Martin discussed how student campers here at Symposium can help advance Music for All’s mission and vision by simply passing along the message that music education is important and telling their story. Tying in to Leadership Weekend, students can be effective leaders and help by acting as “foot soldiers” for music education by telling others about their own positive, musical experiences.
“I believe in music education. I believe in Music for All. I believe in you,” Martin said to close his speech. Powerful words. If you’re interested in learning more about Music for All’s “I Believe” advocacy awareness campaign, you can read more on our website. And, check out this video in which music educators, student musicians, conductors and composers share why they believe music education is so important.
Fran Kick began his session with the students by discussing the concept of rules versus expectations.
“We need to make sure that one of the expectations, in fact, traditions of Music for All, is an attitude of gratitude,” Kick said.
Kick encouraged students to “thank everyone you see” and tune in and pay attention to the clinicians and faculty they’ll hear throughout the week. He also encouraged students to “pay attention, respond appropriately and be involved in what’s going on.”
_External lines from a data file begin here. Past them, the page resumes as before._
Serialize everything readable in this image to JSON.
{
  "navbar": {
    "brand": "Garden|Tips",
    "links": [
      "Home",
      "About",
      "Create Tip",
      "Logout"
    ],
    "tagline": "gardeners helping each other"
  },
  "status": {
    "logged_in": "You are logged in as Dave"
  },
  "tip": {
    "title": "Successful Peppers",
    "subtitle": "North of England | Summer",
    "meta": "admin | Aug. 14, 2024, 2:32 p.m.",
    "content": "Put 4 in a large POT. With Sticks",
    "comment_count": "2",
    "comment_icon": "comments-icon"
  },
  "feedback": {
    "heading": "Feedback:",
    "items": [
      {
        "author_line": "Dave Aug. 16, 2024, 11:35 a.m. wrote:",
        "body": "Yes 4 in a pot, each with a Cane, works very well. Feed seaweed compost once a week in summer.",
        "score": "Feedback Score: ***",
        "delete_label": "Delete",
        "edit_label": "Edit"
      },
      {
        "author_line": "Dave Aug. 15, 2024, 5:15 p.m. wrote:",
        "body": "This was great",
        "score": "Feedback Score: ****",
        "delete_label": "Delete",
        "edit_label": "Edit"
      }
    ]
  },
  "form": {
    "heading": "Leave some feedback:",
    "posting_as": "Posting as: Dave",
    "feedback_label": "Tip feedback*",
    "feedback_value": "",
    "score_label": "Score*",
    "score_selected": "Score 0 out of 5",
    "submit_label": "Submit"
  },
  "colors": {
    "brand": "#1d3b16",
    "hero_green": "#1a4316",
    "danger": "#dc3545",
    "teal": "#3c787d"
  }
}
These are serious and important lessons, but Kick delivered this message in a way that was fun and engaging for the students, joking here and there and incorporating team-building exercises. He had the students laughing, listening and also paying close attention to these important leadership lessons.
I left thinking about the concept of “actions speaking louder than words.” Kick told a story about students in a college lecture hall. Picture your typical college lecture hall, and then also picture it littered with trash left over from a class. Papers on the floor, empty soda cans, etc. As students attending the next class in the hall file in, most simply take their seats and go about their own personal business. But, one person begins picking up trash in his area and then sits back down. Immediately, others follow suit and do the same, cleaning up near their respective areas. Were any verbal instructions given? No. Actions speak louder than words. A simple, easy gesture from one student led to action from several others. Interesting.
Attitude really is everything, and I was reminded of that as well. As Kick discussed that “you get what you give,” I was reminded of a quote from John Horn that I truly love. “Anyone can be cranky or unkind or mediocre. Being positive and kind and excellent takes a lot more discipline and power."
At times when I’m feeling tired and unwilling to give any more of myself, I try to remind myself of this quote. I’m, admittedly, not perfect and sometimes forget this. But, it’s a quote that has stuck with me, and Kick’s session reminded me of this concept.
Leadership Weekend continues tomorrow, and I look forward to seeing what happens next!
The SWAG Team is a special group of volunteers who give their talent and time at the MFA Summer Symposium to ensure the best possible experience for students and directors. The Inaugural SWAG Scholarship was awarded at the 2011 Summer Symposium to Fiona McGowan, a senior music education and German major at the University of Dayton. McGowan has served as a SWAG for the last three years and was a student participant at the 2006 Symposium. Anmol Mehra, SWAG alumnus, created the $1,000 scholarship to support an exceptional SWAG with college tuition. The scholarship recipient was chosen based on exemplary leadership skills, academic excellence, service to others and a commitment and passion for music and arts education.
Congratulations, Fiona and thank you, Anmol!